But eventually curiosity got the best of her, and she started sounding out the unknown words, and she found the next clue.

reading scavenger hunt -- getting kids excited to read


With each clue she got a little more confident in herself.

With each clue I saw a little spark, a light if you will, going on when it came to reading.


reading scavenger hunt idea


This time around I used very simple clues, but this idea could easily be adapted for older children to give them more of a challenge.

And, since it’s a scavenger hunt, don’t forget the “treasure” at the end!  (We were working on a gingerbread man book at the time, so our treasure was a few small gingerbread man-shaped marshmallows I had hidden in the pantry.)


I’d love to hear how you’ve made reading fun for the kids!  Leave a comment below, because we are all in this together!



Science of Sledding


Snow means sledding!  Not only is sledding fun, but with each giggle and grin as the kids fly down the hills, there’s also an opportunity to talk about the science of sledding.

Science of Sledding


Just What Is the Science of Sledding?

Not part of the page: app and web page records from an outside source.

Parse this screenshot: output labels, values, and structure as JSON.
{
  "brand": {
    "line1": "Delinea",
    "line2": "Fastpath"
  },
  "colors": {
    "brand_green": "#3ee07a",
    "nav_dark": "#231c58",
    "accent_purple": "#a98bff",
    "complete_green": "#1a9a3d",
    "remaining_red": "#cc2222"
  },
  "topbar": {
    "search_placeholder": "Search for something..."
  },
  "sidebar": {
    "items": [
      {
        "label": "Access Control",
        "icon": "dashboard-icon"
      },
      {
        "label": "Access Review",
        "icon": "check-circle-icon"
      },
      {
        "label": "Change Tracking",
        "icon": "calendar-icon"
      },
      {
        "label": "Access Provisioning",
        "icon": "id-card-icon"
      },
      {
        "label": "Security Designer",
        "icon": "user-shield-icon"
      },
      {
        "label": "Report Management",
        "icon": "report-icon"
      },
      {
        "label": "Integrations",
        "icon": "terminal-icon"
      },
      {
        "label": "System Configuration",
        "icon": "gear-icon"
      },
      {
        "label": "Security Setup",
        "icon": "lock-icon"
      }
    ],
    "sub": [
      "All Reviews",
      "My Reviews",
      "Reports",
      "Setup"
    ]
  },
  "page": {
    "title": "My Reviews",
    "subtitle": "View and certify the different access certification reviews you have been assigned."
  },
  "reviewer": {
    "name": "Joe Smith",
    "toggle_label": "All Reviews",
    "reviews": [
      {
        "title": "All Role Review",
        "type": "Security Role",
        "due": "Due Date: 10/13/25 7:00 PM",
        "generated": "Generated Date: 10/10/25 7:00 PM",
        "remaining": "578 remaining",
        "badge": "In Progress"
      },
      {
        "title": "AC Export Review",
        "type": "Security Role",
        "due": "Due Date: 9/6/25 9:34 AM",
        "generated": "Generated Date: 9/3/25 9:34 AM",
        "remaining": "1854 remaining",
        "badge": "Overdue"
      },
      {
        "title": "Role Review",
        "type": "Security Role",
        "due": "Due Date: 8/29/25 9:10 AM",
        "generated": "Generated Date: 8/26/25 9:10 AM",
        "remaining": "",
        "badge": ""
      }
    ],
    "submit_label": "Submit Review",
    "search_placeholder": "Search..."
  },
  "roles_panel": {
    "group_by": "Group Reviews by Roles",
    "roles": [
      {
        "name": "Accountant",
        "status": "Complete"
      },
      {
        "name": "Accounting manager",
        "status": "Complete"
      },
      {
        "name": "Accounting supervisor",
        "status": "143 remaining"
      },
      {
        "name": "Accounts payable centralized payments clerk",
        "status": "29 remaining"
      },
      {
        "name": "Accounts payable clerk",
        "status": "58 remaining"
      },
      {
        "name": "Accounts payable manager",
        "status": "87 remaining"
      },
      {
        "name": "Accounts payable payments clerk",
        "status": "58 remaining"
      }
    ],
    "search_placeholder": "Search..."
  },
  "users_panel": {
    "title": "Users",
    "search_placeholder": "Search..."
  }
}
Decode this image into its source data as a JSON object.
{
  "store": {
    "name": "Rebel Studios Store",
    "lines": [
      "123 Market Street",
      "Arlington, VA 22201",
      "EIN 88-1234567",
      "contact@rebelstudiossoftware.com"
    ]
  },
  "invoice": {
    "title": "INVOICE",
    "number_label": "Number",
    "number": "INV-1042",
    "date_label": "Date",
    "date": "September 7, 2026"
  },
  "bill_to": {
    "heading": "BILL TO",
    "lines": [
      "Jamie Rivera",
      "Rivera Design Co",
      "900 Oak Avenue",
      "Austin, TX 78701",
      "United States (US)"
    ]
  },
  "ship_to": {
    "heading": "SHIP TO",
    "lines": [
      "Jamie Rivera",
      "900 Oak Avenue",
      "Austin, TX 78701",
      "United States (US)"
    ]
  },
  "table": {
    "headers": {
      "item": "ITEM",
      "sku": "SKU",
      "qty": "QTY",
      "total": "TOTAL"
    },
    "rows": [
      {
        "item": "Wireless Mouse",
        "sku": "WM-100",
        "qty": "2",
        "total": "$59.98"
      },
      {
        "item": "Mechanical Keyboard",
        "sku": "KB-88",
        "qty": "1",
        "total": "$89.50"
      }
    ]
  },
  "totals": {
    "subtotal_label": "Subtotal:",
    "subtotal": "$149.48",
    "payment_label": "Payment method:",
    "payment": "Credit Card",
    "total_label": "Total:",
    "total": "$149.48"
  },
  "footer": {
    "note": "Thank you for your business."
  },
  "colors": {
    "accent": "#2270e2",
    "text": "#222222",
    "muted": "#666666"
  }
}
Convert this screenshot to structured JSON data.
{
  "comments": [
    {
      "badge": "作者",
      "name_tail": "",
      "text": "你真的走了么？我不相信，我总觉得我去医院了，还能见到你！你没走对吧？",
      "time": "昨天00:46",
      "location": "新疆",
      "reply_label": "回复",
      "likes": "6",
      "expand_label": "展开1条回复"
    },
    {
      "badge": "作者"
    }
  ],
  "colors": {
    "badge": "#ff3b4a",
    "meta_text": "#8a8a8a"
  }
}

For starters, as the kids sit in the sled at the top of the hill, there’s potential energy.  With a push it suddenly becomes kinetic energy as the sled starts to fly down hill.

Then there’s Newton’s first law of motion.  It states that an object at rest will stay at rest unless acted on by an outside force.  This is easy for even very young kids to understand as they sit at the top of the hill, waiting patiently (or not so patiently) and not moving until mom or dad gives them that little push.  I repeated Newton’s law several times for my children as they waited for that push on our last sledding excursion.  By then end of the day they were quoting it right back to me.

Newton’s first law also states an object in motion will stay in motion unless acted on by an outside force.

I asked the kids what they thought could make the sled stop.  They both mentioned that running into something would make it stop.  (One of my son’s favorite ways to stop, no doubt.)  We talked about how the grass poking up from the snow could also affect the sled.

Which brings me to friction.  Sledding is a perfect hands-on opportunity to talk about friction!  They both noticed that the sled stopped faster if it ran over a lot of grass or the rope that was tied to the sled versus just running over the smooth snow.  It wasn’t hard for them to figure out that the snow caused less friction than the grass.  You could easily take it a step further and challenge older kids to try to find ways to further reduce friction on the sled.  Could rubbing wax on the bottom of the sled help?

After an hour or so of sledding, we threw in one more bit of science.  I challenged them to try different positions on the sled to see if how they sat on the sled would affect how far it went.  We had some crazy positions!

It didn’t take long for them to figure out that if they laid flat on the sled they would go further than if they sat up.

science of sledding -- what makes the sled go further?

It was easy for me to tie this into my son’s favorite thing:  cars!  We talked about race cars and what his fastest Hot Wheels look like and that by laying down on the sleds they were cutting down on the wind resistance.

By then it was time to go in for some much deserved hot chocolate!


The next time you have snow, be sure to check out some of the science of sledding with the kids!



And when the temps dip below freezing, explore a bit of freezing science, too!